[Component data from apps and pages]

- - - -

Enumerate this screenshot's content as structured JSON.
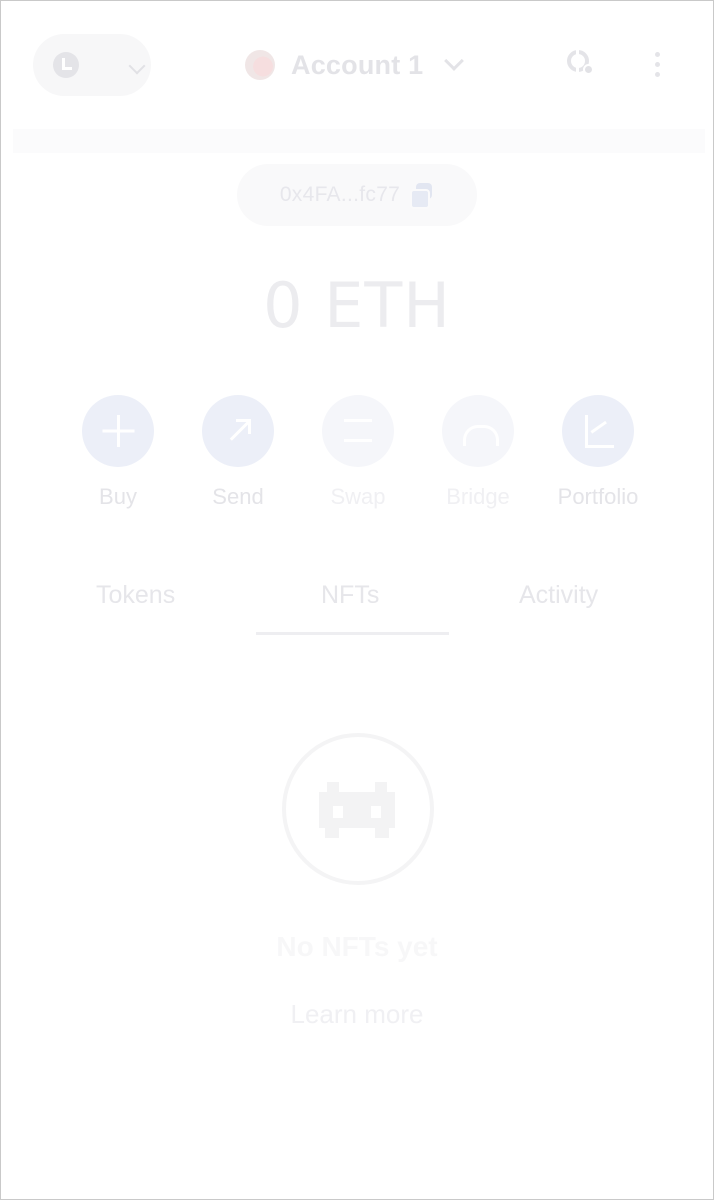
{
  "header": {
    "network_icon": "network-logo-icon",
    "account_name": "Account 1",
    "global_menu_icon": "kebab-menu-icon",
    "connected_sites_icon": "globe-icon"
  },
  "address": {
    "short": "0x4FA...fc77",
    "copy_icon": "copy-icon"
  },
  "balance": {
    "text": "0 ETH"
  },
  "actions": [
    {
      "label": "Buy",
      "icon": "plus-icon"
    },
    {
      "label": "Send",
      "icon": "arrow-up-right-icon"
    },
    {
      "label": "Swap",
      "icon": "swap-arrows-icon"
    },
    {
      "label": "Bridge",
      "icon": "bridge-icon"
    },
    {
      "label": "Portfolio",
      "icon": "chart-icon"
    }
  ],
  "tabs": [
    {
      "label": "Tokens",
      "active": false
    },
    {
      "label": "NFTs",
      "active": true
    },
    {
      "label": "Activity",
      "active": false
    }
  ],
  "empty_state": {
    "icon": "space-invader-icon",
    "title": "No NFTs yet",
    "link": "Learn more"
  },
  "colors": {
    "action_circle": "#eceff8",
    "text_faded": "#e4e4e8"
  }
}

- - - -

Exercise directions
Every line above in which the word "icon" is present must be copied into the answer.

Written answer
    "network_icon": "network-logo-icon",
    "global_menu_icon": "kebab-menu-icon",
    "connected_sites_icon": "globe-icon"
    "copy_icon": "copy-icon"
      "icon": "plus-icon"
      "icon": "arrow-up-right-icon"
      "icon": "swap-arrows-icon"
      "icon": "bridge-icon"
      "icon": "chart-icon"
    "icon": "space-invader-icon",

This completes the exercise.